START MATERIAL SHOWN

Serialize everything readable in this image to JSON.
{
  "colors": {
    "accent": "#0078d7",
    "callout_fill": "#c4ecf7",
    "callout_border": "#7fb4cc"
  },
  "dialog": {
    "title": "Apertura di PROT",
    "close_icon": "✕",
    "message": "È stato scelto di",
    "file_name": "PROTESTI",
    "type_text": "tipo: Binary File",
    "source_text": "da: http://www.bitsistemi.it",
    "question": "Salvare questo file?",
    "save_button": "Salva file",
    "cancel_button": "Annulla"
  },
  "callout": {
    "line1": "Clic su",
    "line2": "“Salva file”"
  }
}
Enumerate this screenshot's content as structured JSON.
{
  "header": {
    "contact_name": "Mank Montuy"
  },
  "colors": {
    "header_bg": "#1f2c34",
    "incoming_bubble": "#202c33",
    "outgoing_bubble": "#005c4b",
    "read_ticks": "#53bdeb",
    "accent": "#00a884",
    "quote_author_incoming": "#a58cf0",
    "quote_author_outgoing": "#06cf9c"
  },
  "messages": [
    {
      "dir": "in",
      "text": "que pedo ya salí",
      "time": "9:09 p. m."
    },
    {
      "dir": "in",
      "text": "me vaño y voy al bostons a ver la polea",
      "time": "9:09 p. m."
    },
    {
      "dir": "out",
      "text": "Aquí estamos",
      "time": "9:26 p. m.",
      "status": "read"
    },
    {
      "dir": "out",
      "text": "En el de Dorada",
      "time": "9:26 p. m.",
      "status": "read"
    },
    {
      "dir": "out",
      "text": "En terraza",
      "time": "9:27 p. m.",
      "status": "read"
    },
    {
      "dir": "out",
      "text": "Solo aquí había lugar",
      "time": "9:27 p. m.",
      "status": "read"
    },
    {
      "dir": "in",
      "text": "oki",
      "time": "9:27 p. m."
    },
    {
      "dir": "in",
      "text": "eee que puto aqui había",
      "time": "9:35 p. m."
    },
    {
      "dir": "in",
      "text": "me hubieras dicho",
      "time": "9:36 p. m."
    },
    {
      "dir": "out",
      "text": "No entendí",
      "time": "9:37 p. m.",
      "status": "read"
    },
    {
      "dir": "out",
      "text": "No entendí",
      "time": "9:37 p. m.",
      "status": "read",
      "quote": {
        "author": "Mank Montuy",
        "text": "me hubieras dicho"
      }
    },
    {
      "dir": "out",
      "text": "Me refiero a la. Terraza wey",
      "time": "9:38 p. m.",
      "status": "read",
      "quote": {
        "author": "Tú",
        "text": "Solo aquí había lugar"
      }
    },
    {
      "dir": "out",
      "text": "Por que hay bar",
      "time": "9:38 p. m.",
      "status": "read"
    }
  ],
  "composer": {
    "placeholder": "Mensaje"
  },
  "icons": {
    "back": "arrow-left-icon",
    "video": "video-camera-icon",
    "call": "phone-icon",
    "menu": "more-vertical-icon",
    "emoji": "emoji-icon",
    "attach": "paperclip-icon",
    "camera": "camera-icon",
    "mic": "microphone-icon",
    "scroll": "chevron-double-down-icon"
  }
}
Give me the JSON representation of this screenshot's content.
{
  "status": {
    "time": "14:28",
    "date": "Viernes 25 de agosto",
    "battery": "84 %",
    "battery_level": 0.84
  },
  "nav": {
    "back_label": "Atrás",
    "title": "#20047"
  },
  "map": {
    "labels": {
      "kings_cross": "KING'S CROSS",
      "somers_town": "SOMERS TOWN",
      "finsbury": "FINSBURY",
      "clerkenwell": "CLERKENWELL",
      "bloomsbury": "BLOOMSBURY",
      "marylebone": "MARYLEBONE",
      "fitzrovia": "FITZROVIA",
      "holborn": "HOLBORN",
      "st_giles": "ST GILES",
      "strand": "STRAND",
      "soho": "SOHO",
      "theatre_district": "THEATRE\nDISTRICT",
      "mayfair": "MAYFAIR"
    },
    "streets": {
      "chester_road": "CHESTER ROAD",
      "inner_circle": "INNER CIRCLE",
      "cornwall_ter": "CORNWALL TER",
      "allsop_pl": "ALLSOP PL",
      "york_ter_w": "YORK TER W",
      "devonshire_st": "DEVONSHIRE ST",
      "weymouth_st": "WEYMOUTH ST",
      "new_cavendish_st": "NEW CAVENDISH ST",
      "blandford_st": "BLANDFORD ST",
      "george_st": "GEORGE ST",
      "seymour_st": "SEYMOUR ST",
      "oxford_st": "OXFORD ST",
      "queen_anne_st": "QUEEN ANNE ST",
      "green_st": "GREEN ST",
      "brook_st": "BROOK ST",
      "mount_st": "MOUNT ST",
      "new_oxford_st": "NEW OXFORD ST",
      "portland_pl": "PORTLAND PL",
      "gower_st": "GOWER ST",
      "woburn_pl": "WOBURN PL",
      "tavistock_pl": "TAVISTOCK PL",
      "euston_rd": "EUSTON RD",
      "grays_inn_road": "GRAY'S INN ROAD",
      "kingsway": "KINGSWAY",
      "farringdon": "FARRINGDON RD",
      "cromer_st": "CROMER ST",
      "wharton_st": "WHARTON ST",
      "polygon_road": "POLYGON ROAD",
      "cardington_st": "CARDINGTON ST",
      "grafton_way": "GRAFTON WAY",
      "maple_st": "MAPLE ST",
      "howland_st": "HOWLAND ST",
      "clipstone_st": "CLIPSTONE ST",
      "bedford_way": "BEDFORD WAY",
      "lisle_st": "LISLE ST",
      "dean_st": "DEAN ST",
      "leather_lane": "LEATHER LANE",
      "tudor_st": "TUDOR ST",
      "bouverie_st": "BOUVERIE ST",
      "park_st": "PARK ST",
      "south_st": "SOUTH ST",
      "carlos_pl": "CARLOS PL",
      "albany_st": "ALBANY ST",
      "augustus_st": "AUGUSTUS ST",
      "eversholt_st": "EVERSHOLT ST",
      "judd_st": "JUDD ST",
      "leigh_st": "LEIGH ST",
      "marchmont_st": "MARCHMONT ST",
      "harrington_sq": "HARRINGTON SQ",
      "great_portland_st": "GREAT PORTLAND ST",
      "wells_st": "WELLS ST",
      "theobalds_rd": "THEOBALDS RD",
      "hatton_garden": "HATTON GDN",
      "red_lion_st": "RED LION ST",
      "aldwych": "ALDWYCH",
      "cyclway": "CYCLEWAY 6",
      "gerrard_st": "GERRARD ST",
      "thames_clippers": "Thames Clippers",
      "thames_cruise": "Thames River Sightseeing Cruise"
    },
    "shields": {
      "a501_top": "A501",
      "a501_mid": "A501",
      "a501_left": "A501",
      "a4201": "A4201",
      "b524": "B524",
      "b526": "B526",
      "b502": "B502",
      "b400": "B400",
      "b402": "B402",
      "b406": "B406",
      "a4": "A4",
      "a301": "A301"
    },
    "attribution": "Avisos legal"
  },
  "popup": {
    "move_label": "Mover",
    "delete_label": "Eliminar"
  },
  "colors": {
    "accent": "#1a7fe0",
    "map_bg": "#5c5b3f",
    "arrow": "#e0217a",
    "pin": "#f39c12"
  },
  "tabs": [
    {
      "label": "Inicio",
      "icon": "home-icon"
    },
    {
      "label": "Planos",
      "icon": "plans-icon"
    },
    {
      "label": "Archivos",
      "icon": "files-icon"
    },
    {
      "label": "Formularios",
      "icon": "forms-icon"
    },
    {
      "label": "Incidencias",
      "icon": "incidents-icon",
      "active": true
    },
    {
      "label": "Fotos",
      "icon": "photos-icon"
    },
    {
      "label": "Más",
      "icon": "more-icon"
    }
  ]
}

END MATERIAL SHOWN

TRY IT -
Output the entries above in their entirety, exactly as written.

EXERCISE SOLUTION -
Serialize everything readable in this image to JSON.
{
  "colors": {
    "accent": "#0078d7",
    "callout_fill": "#c4ecf7",
    "callout_border": "#7fb4cc"
  },
  "dialog": {
    "title": "Apertura di PROT",
    "close_icon": "✕",
    "message": "È stato scelto di",
    "file_name": "PROTESTI",
    "type_text": "tipo: Binary File",
    "source_text": "da: http://www.bitsistemi.it",
    "question": "Salvare questo file?",
    "save_button": "Salva file",
    "cancel_button": "Annulla"
  },
  "callout": {
    "line1": "Clic su",
    "line2": "“Salva file”"
  }
}
Enumerate this screenshot's content as structured JSON.
{
  "header": {
    "contact_name": "Mank Montuy"
  },
  "colors": {
    "header_bg": "#1f2c34",
    "incoming_bubble": "#202c33",
    "outgoing_bubble": "#005c4b",
    "read_ticks": "#53bdeb",
    "accent": "#00a884",
    "quote_author_incoming": "#a58cf0",
    "quote_author_outgoing": "#06cf9c"
  },
  "messages": [
    {
      "dir": "in",
      "text": "que pedo ya salí",
      "time": "9:09 p. m."
    },
    {
      "dir": "in",
      "text": "me vaño y voy al bostons a ver la polea",
      "time": "9:09 p. m."
    },
    {
      "dir": "out",
      "text": "Aquí estamos",
      "time": "9:26 p. m.",
      "status": "read"
    },
    {
      "dir": "out",
      "text": "En el de Dorada",
      "time": "9:26 p. m.",
      "status": "read"
    },
    {
      "dir": "out",
      "text": "En terraza",
      "time": "9:27 p. m.",
      "status": "read"
    },
    {
      "dir": "out",
      "text": "Solo aquí había lugar",
      "time": "9:27 p. m.",
      "status": "read"
    },
    {
      "dir": "in",
      "text": "oki",
      "time": "9:27 p. m."
    },
    {
      "dir": "in",
      "text": "eee que puto aqui había",
      "time": "9:35 p. m."
    },
    {
      "dir": "in",
      "text": "me hubieras dicho",
      "time": "9:36 p. m."
    },
    {
      "dir": "out",
      "text": "No entendí",
      "time": "9:37 p. m.",
      "status": "read"
    },
    {
      "dir": "out",
      "text": "No entendí",
      "time": "9:37 p. m.",
      "status": "read",
      "quote": {
        "author": "Mank Montuy",
        "text": "me hubieras dicho"
      }
    },
    {
      "dir": "out",
      "text": "Me refiero a la. Terraza wey",
      "time": "9:38 p. m.",
      "status": "read",
      "quote": {
        "author": "Tú",
        "text": "Solo aquí había lugar"
      }
    },
    {
      "dir": "out",
      "text": "Por que hay bar",
      "time": "9:38 p. m.",
      "status": "read"
    }
  ],
  "composer": {
    "placeholder": "Mensaje"
  },
  "icons": {
    "back": "arrow-left-icon",
    "video": "video-camera-icon",
    "call": "phone-icon",
    "menu": "more-vertical-icon",
    "emoji": "emoji-icon",
    "attach": "paperclip-icon",
    "camera": "camera-icon",
    "mic": "microphone-icon",
    "scroll": "chevron-double-down-icon"
  }
}
Give me the JSON representation of this screenshot's content.
{
  "status": {
    "time": "14:28",
    "date": "Viernes 25 de agosto",
    "battery": "84 %",
    "battery_level": 0.84
  },
  "nav": {
    "back_label": "Atrás",
    "title": "#20047"
  },
  "map": {
    "labels": {
      "kings_cross": "KING'S CROSS",
      "somers_town": "SOMERS TOWN",
      "finsbury": "FINSBURY",
      "clerkenwell": "CLERKENWELL",
      "bloomsbury": "BLOOMSBURY",
      "marylebone": "MARYLEBONE",
      "fitzrovia": "FITZROVIA",
      "holborn": "HOLBORN",
      "st_giles": "ST GILES",
      "strand": "STRAND",
      "soho": "SOHO",
      "theatre_district": "THEATRE\nDISTRICT",
      "mayfair": "MAYFAIR"
    },
    "streets": {
      "chester_road": "CHESTER ROAD",
      "inner_circle": "INNER CIRCLE",
      "cornwall_ter": "CORNWALL TER",
      "allsop_pl": "ALLSOP PL",
      "york_ter_w": "YORK TER W",
      "devonshire_st": "DEVONSHIRE ST",
      "weymouth_st": "WEYMOUTH ST",
      "new_cavendish_st": "NEW CAVENDISH ST",
      "blandford_st": "BLANDFORD ST",
      "george_st": "GEORGE ST",
      "seymour_st": "SEYMOUR ST",
      "oxford_st": "OXFORD ST",
      "queen_anne_st": "QUEEN ANNE ST",
      "green_st": "GREEN ST",
      "brook_st": "BROOK ST",
      "mount_st": "MOUNT ST",
      "new_oxford_st": "NEW OXFORD ST",
      "portland_pl": "PORTLAND PL",
      "gower_st": "GOWER ST",
      "woburn_pl": "WOBURN PL",
      "tavistock_pl": "TAVISTOCK PL",
      "euston_rd": "EUSTON RD",
      "grays_inn_road": "GRAY'S INN ROAD",
      "kingsway": "KINGSWAY",
      "farringdon": "FARRINGDON RD",
      "cromer_st": "CROMER ST",
      "wharton_st": "WHARTON ST",
      "polygon_road": "POLYGON ROAD",
      "cardington_st": "CARDINGTON ST",
      "grafton_way": "GRAFTON WAY",
      "maple_st": "MAPLE ST",
      "howland_st": "HOWLAND ST",
      "clipstone_st": "CLIPSTONE ST",
      "bedford_way": "BEDFORD WAY",
      "lisle_st": "LISLE ST",
      "dean_st": "DEAN ST",
      "leather_lane": "LEATHER LANE",
      "tudor_st": "TUDOR ST",
      "bouverie_st": "BOUVERIE ST",
      "park_st": "PARK ST",
      "south_st": "SOUTH ST",
      "carlos_pl": "CARLOS PL",
      "albany_st": "ALBANY ST",
      "augustus_st": "AUGUSTUS ST",
      "eversholt_st": "EVERSHOLT ST",
      "judd_st": "JUDD ST",
      "leigh_st": "LEIGH ST",
      "marchmont_st": "MARCHMONT ST",
      "harrington_sq": "HARRINGTON SQ",
      "great_portland_st": "GREAT PORTLAND ST",
      "wells_st": "WELLS ST",
      "theobalds_rd": "THEOBALDS RD",
      "hatton_garden": "HATTON GDN",
      "red_lion_st": "RED LION ST",
      "aldwych": "ALDWYCH",
      "cyclway": "CYCLEWAY 6",
      "gerrard_st": "GERRARD ST",
      "thames_clippers": "Thames Clippers",
      "thames_cruise": "Thames River Sightseeing Cruise"
    },
    "shields": {
      "a501_top": "A501",
      "a501_mid": "A501",
      "a501_left": "A501",
      "a4201": "A4201",
      "b524": "B524",
      "b526": "B526",
      "b502": "B502",
      "b400": "B400",
      "b402": "B402",
      "b406": "B406",
      "a4": "A4",
      "a301": "A301"
    },
    "attribution": "Avisos legal"
  },
  "popup": {
    "move_label": "Mover",
    "delete_label": "Eliminar"
  },
  "colors": {
    "accent": "#1a7fe0",
    "map_bg": "#5c5b3f",
    "arrow": "#e0217a",
    "pin": "#f39c12"
  },
  "tabs": [
    {
      "label": "Inicio",
      "icon": "home-icon"
    },
    {
      "label": "Planos",
      "icon": "plans-icon"
    },
    {
      "label": "Archivos",
      "icon": "files-icon"
    },
    {
      "label": "Formularios",
      "icon": "forms-icon"
    },
    {
      "label": "Incidencias",
      "icon": "incidents-icon",
      "active": true
    },
    {
      "label": "Fotos",
      "icon": "photos-icon"
    },
    {
      "label": "Más",
      "icon": "more-icon"
    }
  ]
}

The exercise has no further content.